Acknowledgments

Many individuals contributed to the first edition of this book. To those who took time to discuss and comment on the manuscript drafts, contribute drawings or photographs, pro­vide information, resources, ideas, and encouragement, I am sincerely grateful.

For the past 25 years, I have taught in the School of Architecture and Interior Design within the College of Design, Architecture, Art, and Planning at the University of Cincinnati. DAAP is composed of many design disciplines and has a long history of cooperative practice providing students with professional internships in firms across the country and around the world. DAAP provides a design-centered, collaborative environment. To those students who have participated in my furniture design seminar at the university and in taking the course, have documented and analyzed, or designed and fabricated working prototypes of furniture, you have been a continued source of inspiration, knowledge, and joy for me as an educator.

The numerous visits to galleries and museums that have furniture among their collec­tions, here in the States and abroad, have been a significant resource for research. I am grateful to the Mingei International Museum in San Diego; the Metropolitan Museum of Art and MOMA in New York; the Cincinnati Art Museum; the Pompidou Center, Musee d’Arts Decoratifs, Musee du Louvre, and Musee D’Orsay in Paris; the Victoria and Albert Museum in London, and the Designmuseum Danmark in Copenhagen. The collective expe­riences viewing and studying furniture in a museum setting have contributed to a broader, research-based perspective about furniture and design.

Furniture showrooms, design centers, and international furniture fairs continue to be important venues where one can see, touch, sit, meet with the owner or manager of a furniture company, and discuss what sells and learn why.
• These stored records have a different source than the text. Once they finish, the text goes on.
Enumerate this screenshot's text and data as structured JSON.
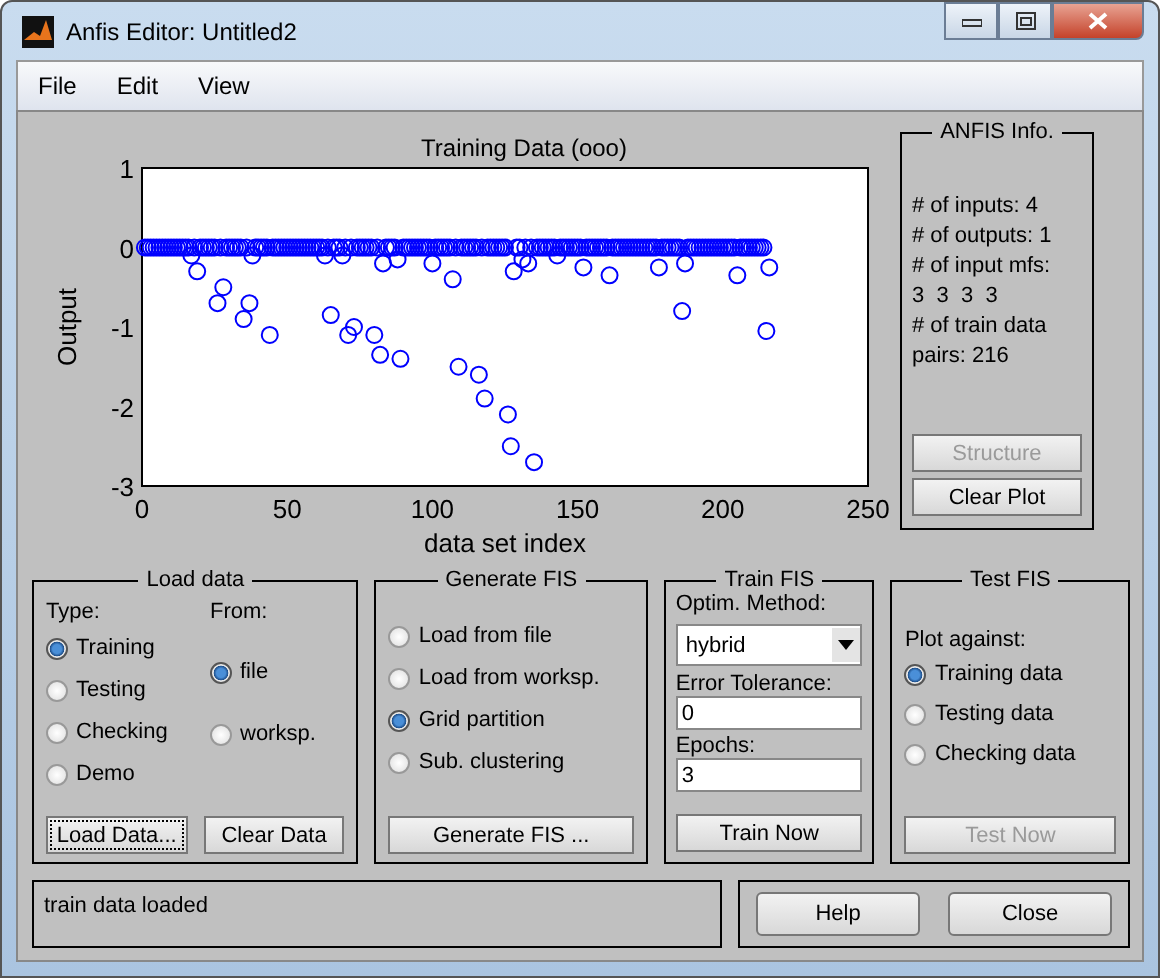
{
  "window": {
    "title": "Anfis Editor: Untitled2"
  },
  "menu": [
    {
      "label": "File"
    },
    {
      "label": "Edit"
    },
    {
      "label": "View"
    }
  ],
  "plot": {
    "chart_data": {
      "type": "scatter",
      "title": "Training Data (ooo)",
      "xlabel": "data set index",
      "ylabel": "Output",
      "xlim": [
        0,
        250
      ],
      "ylim": [
        -3,
        1
      ],
      "xticks": [
        0,
        50,
        100,
        150,
        200,
        250
      ],
      "yticks": [
        -3,
        -2,
        -1,
        0,
        1
      ],
      "x": [
        1,
        2,
        3,
        4,
        5,
        6,
        7,
        8,
        9,
        10,
        11,
        12,
        13,
        14,
        15,
        16,
        17,
        18,
        19,
        20,
        21,
        22,
        23,
        24,
        25,
        26,
        27,
        28,
        29,
        30,
        31,
        32,
        33,
        34,
        35,
        36,
        37,
        38,
        39,
        40,
        41,
        42,
        43,
        44,
        45,
        46,
        47,
        48,
        49,
        50,
        51,
        52,
        53,
        54,
        55,
        56,
        57,
        58,
        59,
        60,
        61,
        62,
        63,
        64,
        65,
        66,
        67,
        68,
        69,
        70,
        71,
        72,
        73,
        74,
        75,
        76,
        77,
        78,
        79,
        80,
        81,
        82,
        83,
        84,
        85,
        86,
        87,
        88,
        89,
        90,
        91,
        92,
        93,
        94,
        95,
        96,
        97,
        98,
        99,
        100,
        101,
        102,
        103,
        104,
        105,
        106,
        107,
        108,
        109,
        110,
        111,
        112,
        113,
        114,
        115,
        116,
        117,
        118,
        119,
        120,
        121,
        122,
        123,
        124,
        125,
        126,
        127,
        128,
        129,
        130,
        131,
        132,
        133,
        134,
        135,
        136,
        137,
        138,
        139,
        140,
        141,
        142,
        143,
        144,
        145,
        146,
        147,
        148,
        149,
        150,
        151,
        152,
        153,
        154,
        155,
        156,
        157,
        158,
        159,
        160,
        161,
        162,
        163,
        164,
        165,
        166,
        167,
        168,
        169,
        170,
        171,
        172,
        173,
        174,
        175,
        176,
        177,
        178,
        179,
        180,
        181,
        182,
        183,
        184,
        185,
        186,
        187,
        188,
        189,
        190,
        191,
        192,
        193,
        194,
        195,
        196,
        197,
        198,
        199,
        200,
        201,
        202,
        203,
        204,
        205,
        206,
        207,
        208,
        209,
        210,
        211,
        212,
        213,
        214,
        215,
        216
      ],
      "series": [
        {
          "color": "#0000ff",
          "values": [
            0,
            0,
            0,
            0,
            0,
            0,
            0,
            0,
            0,
            0,
            0,
            0,
            0,
            0,
            0,
            0,
            -0.1,
            0,
            -0.3,
            0,
            0,
            0,
            0,
            0,
            0,
            -0.7,
            0,
            -0.5,
            0,
            0,
            0,
            0,
            0,
            0,
            -0.9,
            0,
            -0.7,
            -0.1,
            0,
            0,
            0,
            0,
            0,
            -1.1,
            0,
            0,
            0,
            0,
            0,
            0,
            0,
            0,
            0,
            0,
            0,
            0,
            0,
            0,
            0,
            0,
            0,
            0,
            -0.1,
            0,
            -0.85,
            0,
            0,
            0,
            -0.1,
            0,
            -1.1,
            0,
            -1,
            0,
            0,
            0,
            0,
            0,
            0,
            -1.1,
            0,
            -1.35,
            -0.2,
            0,
            0,
            0,
            0,
            -0.15,
            -1.4,
            0,
            0,
            0,
            0,
            0,
            0,
            0,
            0,
            0,
            0,
            -0.2,
            0,
            0,
            0,
            0,
            0,
            0,
            -0.4,
            0,
            -1.5,
            0,
            0,
            0,
            0,
            0,
            0,
            -1.6,
            0,
            -1.9,
            0,
            0,
            0,
            0,
            0,
            0,
            0,
            -2.1,
            -2.5,
            -0.3,
            0,
            0,
            -0.15,
            0,
            -0.2,
            0,
            -2.7,
            0,
            0,
            0,
            0,
            0,
            0,
            0,
            -0.1,
            0,
            0,
            0,
            0,
            0,
            0,
            0,
            0,
            -0.25,
            0,
            0,
            0,
            0,
            0,
            0,
            0,
            0,
            -0.35,
            0,
            0,
            0,
            0,
            0,
            0,
            0,
            0,
            0,
            0,
            0,
            0,
            0,
            0,
            0,
            0,
            -0.25,
            0,
            0,
            0,
            0,
            0,
            0,
            0,
            -0.8,
            -0.2,
            0,
            0,
            0,
            0,
            0,
            0,
            0,
            0,
            0,
            0,
            0,
            0,
            0,
            0,
            0,
            0,
            0,
            -0.35,
            0,
            0,
            0,
            0,
            0,
            0,
            0,
            0,
            0,
            -1.05,
            -0.25
          ]
        }
      ]
    }
  },
  "anfis_info": {
    "title": "ANFIS Info.",
    "lines": [
      "# of inputs: 4",
      "# of outputs: 1",
      "# of input mfs:",
      "3  3  3  3",
      "# of train data",
      "pairs: 216"
    ],
    "buttons": [
      {
        "label": "Structure",
        "disabled": true
      },
      {
        "label": "Clear Plot",
        "disabled": false
      }
    ]
  },
  "load_data": {
    "title": "Load data",
    "type_label": "Type:",
    "from_label": "From:",
    "types": [
      {
        "label": "Training",
        "selected": true
      },
      {
        "label": "Testing",
        "selected": false
      },
      {
        "label": "Checking",
        "selected": false
      },
      {
        "label": "Demo",
        "selected": false
      }
    ],
    "sources": [
      {
        "label": "file",
        "selected": true
      },
      {
        "label": "worksp.",
        "selected": false
      }
    ],
    "buttons": [
      {
        "label": "Load Data...",
        "focused": true
      },
      {
        "label": "Clear Data",
        "focused": false
      }
    ]
  },
  "generate_fis": {
    "title": "Generate FIS",
    "options": [
      {
        "label": "Load from file",
        "selected": false
      },
      {
        "label": "Load from worksp.",
        "selected": false
      },
      {
        "label": "Grid partition",
        "selected": true
      },
      {
        "label": "Sub. clustering",
        "selected": false
      }
    ],
    "button": "Generate FIS ..."
  },
  "train_fis": {
    "title": "Train FIS",
    "method_label": "Optim. Method:",
    "method": "hybrid",
    "tolerance_label": "Error Tolerance:",
    "tolerance": "0",
    "epochs_label": "Epochs:",
    "epochs": "3",
    "button": "Train Now"
  },
  "test_fis": {
    "title": "Test FIS",
    "plot_label": "Plot against:",
    "options": [
      {
        "label": "Training data",
        "selected": true
      },
      {
        "label": "Testing data",
        "selected": false
      },
      {
        "label": "Checking data",
        "selected": false
      }
    ],
    "button": {
      "label": "Test Now",
      "disabled": true
    }
  },
  "status": "train data loaded",
  "buttons": [
    {
      "label": "Help"
    },
    {
      "label": "Close"
    }
  ]
}
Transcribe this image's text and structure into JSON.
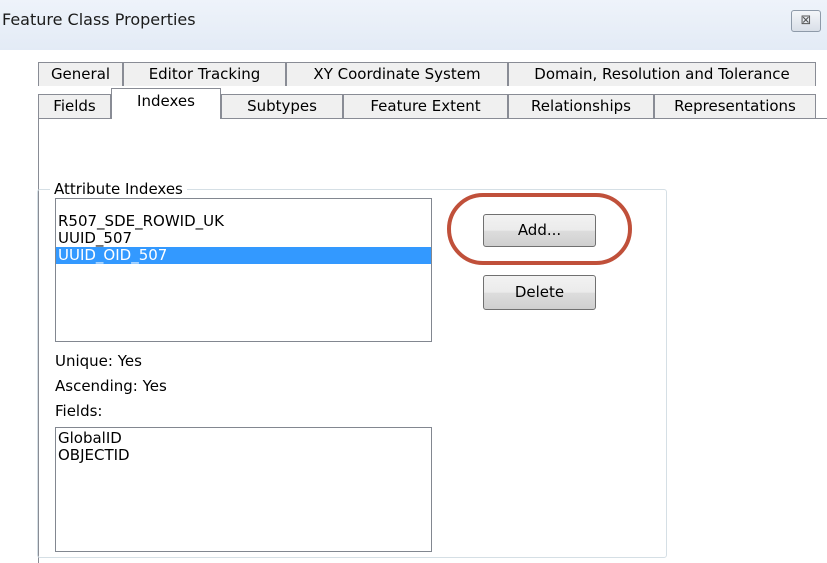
{
  "window": {
    "title": "Feature Class Properties",
    "close_glyph": "⊠"
  },
  "tabs": {
    "row1": [
      "General",
      "Editor Tracking",
      "XY Coordinate System",
      "Domain, Resolution and Tolerance"
    ],
    "row2": [
      "Fields",
      "Indexes",
      "Subtypes",
      "Feature Extent",
      "Relationships",
      "Representations"
    ],
    "active": "Indexes"
  },
  "attribute_indexes": {
    "legend": "Attribute Indexes",
    "items": [
      "R507_SDE_ROWID_UK",
      "UUID_507",
      "UUID_OID_507"
    ],
    "selected_index": 2
  },
  "buttons": {
    "add": "Add...",
    "delete": "Delete"
  },
  "index_details": {
    "unique": "Unique: Yes",
    "ascending": "Ascending: Yes",
    "fields_label": "Fields:",
    "fields": [
      "GlobalID",
      "OBJECTID"
    ]
  },
  "annotation_color": "#c0503a"
}
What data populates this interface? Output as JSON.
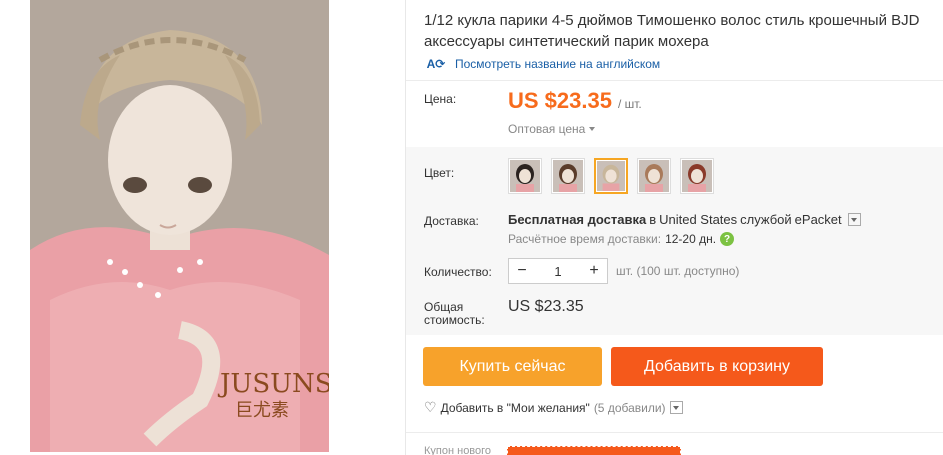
{
  "product": {
    "title": "1/12 кукла парики 4-5 дюймов Тимошенко волос стиль крошечный BJD аксессуары синтетический парик мохера",
    "translate_link": "Посмотреть название на английском",
    "translate_icon": "translate-icon",
    "image_brand": "JUSUNS",
    "image_brand_cn": "巨尤素"
  },
  "price": {
    "label": "Цена:",
    "amount": "US $23.35",
    "unit": "/ шт.",
    "wholesale": "Оптовая цена"
  },
  "color": {
    "label": "Цвет:",
    "selected_index": 2,
    "swatches": [
      "dark",
      "brown",
      "blonde",
      "auburn",
      "red"
    ]
  },
  "shipping": {
    "label": "Доставка:",
    "free": "Бесплатная доставка",
    "to": "в",
    "country": "United States",
    "via": "службой",
    "carrier": "ePacket",
    "eta_label": "Расчётное время доставки:",
    "eta_value": "12-20 дн."
  },
  "quantity": {
    "label": "Количество:",
    "value": "1",
    "minus": "−",
    "plus": "+",
    "info": "шт. (100 шт. доступно)"
  },
  "total": {
    "label_line1": "Общая",
    "label_line2": "стоимость:",
    "value": "US $23.35"
  },
  "actions": {
    "buy_now": "Купить сейчас",
    "add_to_cart": "Добавить в корзину"
  },
  "wishlist": {
    "text": "Добавить в \"Мои желания\"",
    "count": "(5 добавили)"
  },
  "coupon": {
    "label": "Купон нового"
  },
  "colors": {
    "accent_orange": "#f76b1c",
    "buy_button": "#f7a22b",
    "cart_button": "#f5591b",
    "link_blue": "#1a5fa6",
    "selected_border": "#f6a623"
  }
}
Among the hundreds of show­rooms visited over the past 20 years, Paustian in Copenhagen, M2L in NYC, the San Francisco Design Center, the Merchandise Mart in Chicago, Voltage in Cincinnati, Cassina’s showroom in Milan, and Kartell’s showroom in Helsinki are among the best. Furniture fairs including, Highpoint, NC, ICFF in New York, the Salone del Mobile di Milano, and NEOCON in Chicago are all important events to see and visit for anyone interested in furniture design. They continue to be an invaluable resource of contemporary furniture design, and the peripheral design-centered receptions, parties, and openings are excellent opportunities for those in the industry, designers, and clients to interact.

Designing and making furniture over the past 30 years has yielded for me an inner sense of assurance on the subject. I am fortunate to have had the opportunity to design over 400 individual furniture pieces for architectural and interior commissions.

Meeting and getting to know those who design furniture is invaluable. I am grateful to have known many furniture designers, including Erling Christoffersen, professor at DIS; Boris Berlin, co-owner of KOMPLOT Design, and Troels Grum-Schwensen in Copenhagen;

Yoshiharu Hatano in Castelleto Ticino (Italy); Mario Bellini, Achille Castiglioni, and Ettore Sottsass, all of whom have had offices in Milan; and Emiliano Godoy of GODOYLAB in Mexico City.

To those who have written about furniture design, I am particularly indebted, especially to Mark Hinchman, Anne Massey, John Pile, David Pye, and Edward Lucie Smith.

To those companies that make furniture, including, B & B Italia, Cassina, Vitra, Giogetti, Fritz Hansen, Rud Rasmussen, and to those individuals who craft furniture, including Pierluigi Ghianda, Mario Terraneo, Soren Holst Pedersen of PP Mobler Design, and the late George Nakashima, you and your work have been sources of inspiration.

To the readers of Furniture Design, it is a special satisfaction for me to introduce this second edition. I hope this book complements those books in the classroom and on your shelves and continues to inspire students and designers in their quest to better understand the comprehensive and extensive nature of designing and making furniture.

I thank Paul Drougas, acquisitions editor at John Wiley & Sons, for the opportunity and encouragement to write a second edition of this book. This edition has provided an oppor­tunity to make changes both substantial and marginal in response to suggestions from students, teachers, and designers who use the book.

Shortly after John Pile agreed to write the foreword for the first edition of this book, he passed away. His books on the subjects of modern furniture and interior design are marked by their balance of technical information and thoughtful insight about design, supported by great images. John had a remarkable career as a teacher, author, and practitioner— always with focus on design. He contributed significantly to the study of furniture design and interior design and was influential in the development of this book. He was a source of inspiration, a mentor, and a supporter for the book. I wish to dedicate this edition in his honor.